Communal Self-Sufficiency & Self-Reliance
You may think that animals needing other animals isn’t great evidence for the impossibility of true self-sufficient living. I don’t blame you. In fact I agree that it’s a different scenario for humans. The example of animal communities is simply a metaphor. Animals depend on other animals to survive, so they live in communities. The fact that they cannot survive on their own is a result of biology. The same goes for humans, but in a broader sense it’s also a result of our psychology and need for practicality.
Humans Need Community
Do we really want to exist outside of a community? One controversial study from the 1950’s performed by Harry Harlow illustrates how dependent we are on others. Harlow took baby rhesus monkey’s and placed them into what he called the “pit of despair” for up to 12 months. Completely isolated, they quickly lost any hope of escape. Once removed, Harlow noticed that the monkeys were incredibly disturbed: Staring blankly, rocking in place and mutilating themselves. Those left in isolation the longest never recovered, their social abilities were decimated.
Humans have been the subject of similar studies in the past. In 1951, an experiment at McGill University isolated graduate students in small cells containing just a bed. They wore blindfolds and had only white noise to keep them company. All of the participants were broken within a week. The point is that isolation from community can have devastating effects on the psyche of a human being.
A community is also a source of practicality. Providing a framework for trading and bartering and allowing its members to supplement what they produce themselves. No one person can produce absolutely everything required for a good life. Even if they could, why would they? Societies have developed for a reason, to share the workload.
It may be best to consider self-sufficiency as a noble dream to aspire to while focusing more on developing a level of self-reliance. Self-reliance can be thought of as a way of living where you produce as much as you can for your own use, but do so in the confines of a community. You contribute to the community, and subsequently benefit from it. For example, the mighty jaguar is solitary and therefore self-reliant. It finds its own shelter and water, hunts for its own food and protects itself. However, it needs a community for survival and contributes to that community through its role as a keystone predator. This kind of mutually beneficial relationship between self-reliance and community illustrates a kind of communal self-sufficiency.
Self-Reliance in our Modern Communities

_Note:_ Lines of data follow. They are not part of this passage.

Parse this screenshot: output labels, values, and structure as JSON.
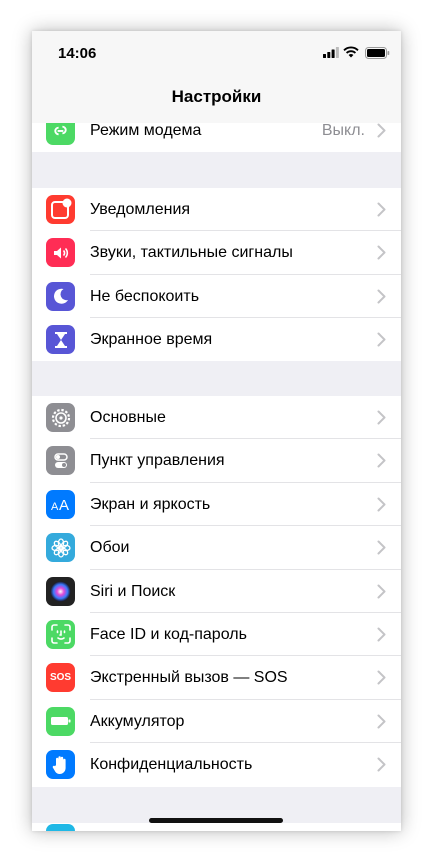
{
  "status_bar": {
    "time": "14:06"
  },
  "nav": {
    "title": "Настройки"
  },
  "sections": [
    {
      "rows": [
        {
          "key": "hotspot",
          "label": "Режим модема",
          "value": "Выкл.",
          "icon": "hotspot-icon",
          "color": "#4cd964"
        }
      ]
    },
    {
      "rows": [
        {
          "key": "notifications",
          "label": "Уведомления",
          "icon": "notifications-icon",
          "color": "#ff3b30"
        },
        {
          "key": "sounds",
          "label": "Звуки, тактильные сигналы",
          "icon": "speaker-icon",
          "color": "#ff2d55"
        },
        {
          "key": "dnd",
          "label": "Не беспокоить",
          "icon": "moon-icon",
          "color": "#5856d6"
        },
        {
          "key": "screen-time",
          "label": "Экранное время",
          "icon": "hourglass-icon",
          "color": "#5856d6"
        }
      ]
    },
    {
      "rows": [
        {
          "key": "general",
          "label": "Основные",
          "icon": "gear-icon",
          "color": "#8e8e93"
        },
        {
          "key": "control-center",
          "label": "Пункт управления",
          "icon": "toggles-icon",
          "color": "#8e8e93"
        },
        {
          "key": "display",
          "label": "Экран и яркость",
          "icon": "text-size-icon",
          "color": "#007aff"
        },
        {
          "key": "wallpaper",
          "label": "Обои",
          "icon": "flower-icon",
          "color": "#34aadc"
        },
        {
          "key": "siri",
          "label": "Siri и Поиск",
          "icon": "siri-icon",
          "color": "#222222"
        },
        {
          "key": "face-id",
          "label": "Face ID и код-пароль",
          "icon": "face-id-icon",
          "color": "#4cd964"
        },
        {
          "key": "sos",
          "label": "Экстренный вызов — SOS",
          "icon": "sos-icon",
          "color": "#ff3b30",
          "badge": "SOS"
        },
        {
          "key": "battery",
          "label": "Аккумулятор",
          "icon": "battery-icon",
          "color": "#4cd964"
        },
        {
          "key": "privacy",
          "label": "Конфиденциальность",
          "icon": "hand-icon",
          "color": "#007aff"
        }
      ]
    }
  ]
}
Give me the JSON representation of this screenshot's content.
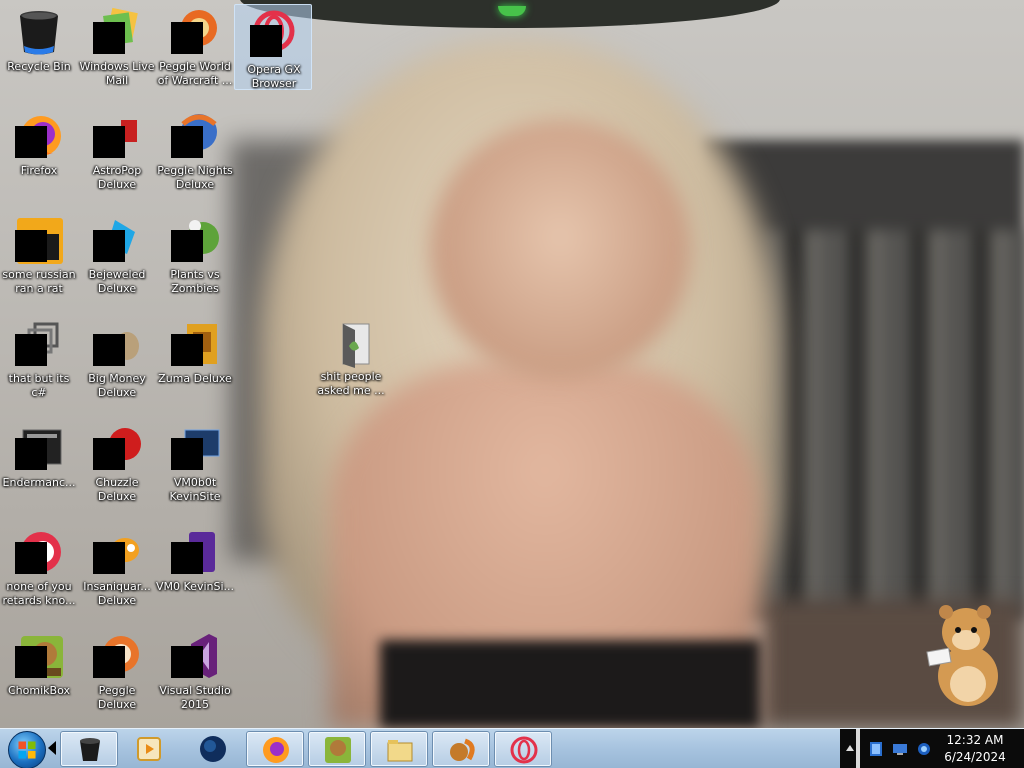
{
  "desktop": {
    "icons": [
      {
        "label": "Recycle Bin",
        "icon": "recycle-bin-icon"
      },
      {
        "label": "Windows Live Mail",
        "icon": "windows-live-mail-icon"
      },
      {
        "label": "Peggle World of Warcraft ...",
        "icon": "peggle-wow-icon"
      },
      {
        "label": "Opera GX Browser",
        "icon": "opera-gx-icon"
      },
      {
        "label": "Firefox",
        "icon": "firefox-icon"
      },
      {
        "label": "AstroPop Deluxe",
        "icon": "astropop-icon"
      },
      {
        "label": "Peggle Nights Deluxe",
        "icon": "peggle-nights-icon"
      },
      {
        "label": "some russian ran a rat",
        "icon": "rat-app-icon"
      },
      {
        "label": "Bejeweled Deluxe",
        "icon": "bejeweled-icon"
      },
      {
        "label": "Plants vs Zombies",
        "icon": "plants-vs-zombies-icon"
      },
      {
        "label": "that but its c#",
        "icon": "csharp-app-icon"
      },
      {
        "label": "Big Money Deluxe",
        "icon": "big-money-icon"
      },
      {
        "label": "Zuma Deluxe",
        "icon": "zuma-icon"
      },
      {
        "label": "Endermanc...",
        "icon": "endermanch-icon"
      },
      {
        "label": "Chuzzle Deluxe",
        "icon": "chuzzle-icon"
      },
      {
        "label": "VM0b0t KevinSite",
        "icon": "vm0b0t-icon"
      },
      {
        "label": "none of you retards kno...",
        "icon": "opera-red-icon"
      },
      {
        "label": "Insaniquar... Deluxe",
        "icon": "insaniquarium-icon"
      },
      {
        "label": "VM0 KevinSi...",
        "icon": "vm0-icon"
      },
      {
        "label": "ChomikBox",
        "icon": "chomikbox-icon"
      },
      {
        "label": "Peggle Deluxe",
        "icon": "peggle-icon"
      },
      {
        "label": "Visual Studio 2015",
        "icon": "visual-studio-icon"
      },
      {
        "label": "shit people asked me ...",
        "icon": "folder-icon"
      }
    ]
  },
  "taskbar": {
    "apps": [
      {
        "name": "task-recycle-bin",
        "icon": "recycle-bin-icon"
      },
      {
        "name": "task-media-player",
        "icon": "media-player-icon"
      },
      {
        "name": "task-globe",
        "icon": "globe-icon"
      },
      {
        "name": "task-firefox",
        "icon": "firefox-icon"
      },
      {
        "name": "task-chomikbox",
        "icon": "chomikbox-icon"
      },
      {
        "name": "task-explorer",
        "icon": "explorer-icon"
      },
      {
        "name": "task-squirrel",
        "icon": "squirrel-icon"
      },
      {
        "name": "task-opera",
        "icon": "opera-gx-icon"
      }
    ],
    "clock": {
      "time": "12:32 AM",
      "date": "6/24/2024"
    },
    "colors": {
      "bar": "#a7c3df",
      "tray": "#0b0b0b",
      "opera": "#e3314a"
    }
  }
}
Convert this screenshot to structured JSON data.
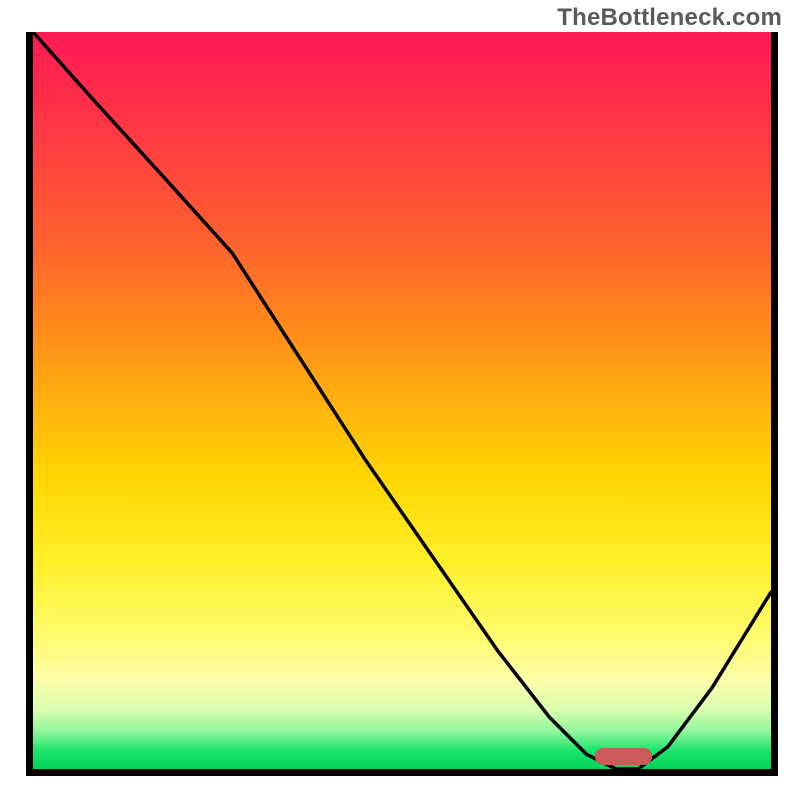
{
  "watermark": "TheBottleneck.com",
  "chart_data": {
    "type": "line",
    "title": "",
    "xlabel": "",
    "ylabel": "",
    "xlim": [
      0,
      100
    ],
    "ylim": [
      0,
      100
    ],
    "series": [
      {
        "name": "bottleneck-curve",
        "x": [
          0,
          8,
          18,
          27,
          36,
          45,
          54,
          63,
          70,
          75,
          79,
          82,
          86,
          92,
          100
        ],
        "y": [
          100,
          91,
          80,
          70,
          56,
          42,
          29,
          16,
          7,
          2,
          0,
          0,
          3,
          11,
          24
        ]
      }
    ],
    "marker": {
      "name": "optimal-range-chip",
      "x_center": 80,
      "y": 0,
      "width_pct": 7.7
    },
    "background": {
      "type": "vertical-gradient",
      "stops": [
        {
          "pct": 0,
          "color": "#ff1a55"
        },
        {
          "pct": 16,
          "color": "#ff4040"
        },
        {
          "pct": 40,
          "color": "#ff8a1a"
        },
        {
          "pct": 60,
          "color": "#ffd400"
        },
        {
          "pct": 82,
          "color": "#fffb6e"
        },
        {
          "pct": 92,
          "color": "#d8ffb0"
        },
        {
          "pct": 100,
          "color": "#00d459"
        }
      ]
    }
  }
}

So, how do you become more self-reliant in today’s modern, dependent and fast-paced society? You don’t necessarily need to go out and buy a large patch of land and start a homestead (Good for you if you have though!). Society is unstable, but the communities within it are strong. Self-reliance today entails contributing to and benefiting from the communities produced by society while preparing to deal with the problems that may result from it. Stockpile food, water, power and start implementing the pillars of self-sufficiency. But, take advantage of and enjoy the supplies, resources and people that your community provides.
Please leave us a comment, we’d love to hear your views on self-reliance!